As promised, Republicans’ first order of business in Congress this week is a bill to fast-track approval of the Keystone XL pipeline, which would carry crude oil from Canadian tar sands down to Gulf Coast refineries. One month ago, then-Majority Leader Harry Reid allowed a similar vote on the pipeline that split Democrats and fell one vote short of overcoming a filibuster. This time, it should have an easy path to 60 votes.

But Democratic leadership also hope to present a more united front on the issue this time around. In a letter to colleagues on Sunday, Senators Chuck Schumer and Debbie Stabenow, leaders of the Democratic Policy and Communications Center, laid out five ideas for “amendments that create a clear contrast with the Republican majority.” These are old ideas in new packaging, and they don't set up much of a contrast with Republicans at all. 

Conservatives have based their support for the pipeline on two main economic arguments: It will create jobs and lower gas prices.
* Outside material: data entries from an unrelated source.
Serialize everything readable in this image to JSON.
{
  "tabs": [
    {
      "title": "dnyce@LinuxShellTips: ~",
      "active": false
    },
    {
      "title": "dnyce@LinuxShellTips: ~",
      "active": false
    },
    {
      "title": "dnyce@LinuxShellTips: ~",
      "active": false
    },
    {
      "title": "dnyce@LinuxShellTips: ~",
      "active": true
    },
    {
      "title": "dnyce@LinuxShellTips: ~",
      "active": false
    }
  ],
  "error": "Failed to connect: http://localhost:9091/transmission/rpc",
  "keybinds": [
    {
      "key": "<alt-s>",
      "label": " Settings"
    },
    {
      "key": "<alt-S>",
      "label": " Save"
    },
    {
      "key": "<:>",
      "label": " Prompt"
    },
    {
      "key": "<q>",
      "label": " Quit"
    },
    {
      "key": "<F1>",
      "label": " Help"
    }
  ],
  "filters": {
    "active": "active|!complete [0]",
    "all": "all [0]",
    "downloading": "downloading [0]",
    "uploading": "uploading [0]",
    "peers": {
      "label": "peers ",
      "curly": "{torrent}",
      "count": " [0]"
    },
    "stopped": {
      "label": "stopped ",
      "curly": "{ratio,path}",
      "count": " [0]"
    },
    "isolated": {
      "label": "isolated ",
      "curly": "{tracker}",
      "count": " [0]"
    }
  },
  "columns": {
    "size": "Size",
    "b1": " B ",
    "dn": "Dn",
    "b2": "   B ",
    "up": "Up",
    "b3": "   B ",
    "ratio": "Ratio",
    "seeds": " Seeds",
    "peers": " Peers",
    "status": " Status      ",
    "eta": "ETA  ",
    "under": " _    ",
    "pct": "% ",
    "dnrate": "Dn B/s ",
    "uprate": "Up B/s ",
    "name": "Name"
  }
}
Neither argument ever stood up to scrutiny. The most generous jobs estimate for Keystone was 42,000 temporary and mostly indirect jobs. If you count direct construction jobs, the number is closer to 4,000, according to a State Department analysis. On a permanent basis, Keystone will mean a few dozen jobs, according to the same analysis. The argument that the pipeline will lower gas prices was never true either, and that point is moot anyway: Gas prices have plummeted to about $2.20 per gallon.
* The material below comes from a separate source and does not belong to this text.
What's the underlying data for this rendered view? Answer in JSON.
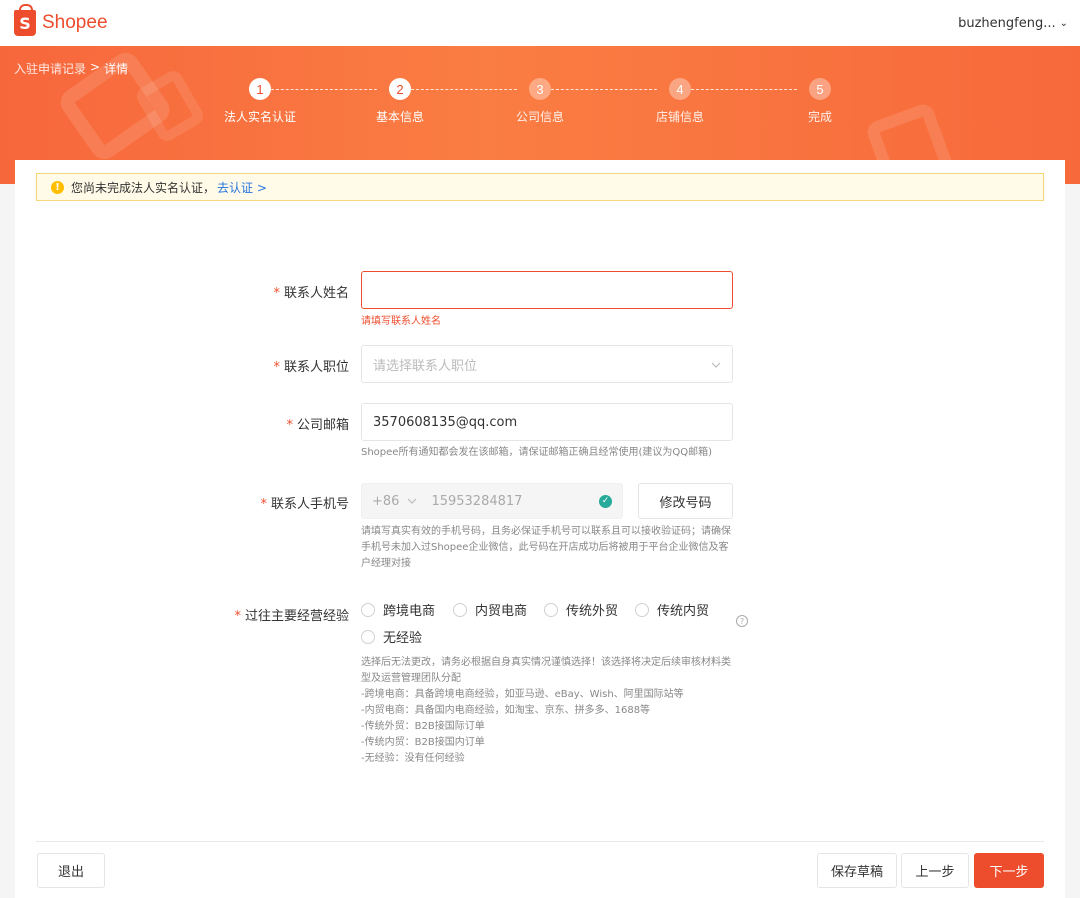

The Democratic amendments won't deliver many more jobs, either, yet they're presented as a jobs plan. One proposal extends a ban on oil exports to keep the oil that's pumped through the U.S. in the country. Another would require only American-made steel and iron for the pipeline's construction. A third amendment would expand eligibility for the low-income home energy assistance. Schumer and Stabenow would "prohibit a State from permitting a foreign corporation" to circumvent Americans' property rights through eminent domain. Finally, they suggest an amendment that subsidizes home solar panels to ensure “for every job created by the pipeline, an equal or greater amount of jobs is created through clean energy investments." To offset the cost, Democrats suggest raising oil taxes.

"Why create very few jobs with the dirtiest of energy from tar sands when you can create tens of thousands more clean jobs using wind and solar?" Schumer said on CBS on Sunday. 

The better question is, why are we talking about jobs at all? Keystone emerged as a national issue when it became a symbol of climate change. Democrats ought to be marshalling their resources to remind people that Keystone is more about polution than it is about jobs. The pro-environment amendments have a slim chance at passing anyway. If Democratic amendments are hopeless from the start, they might as well go for bolder proposals, like a carbon tax, that will help at least to remind us of bigger things at stake than a few dozen jobs.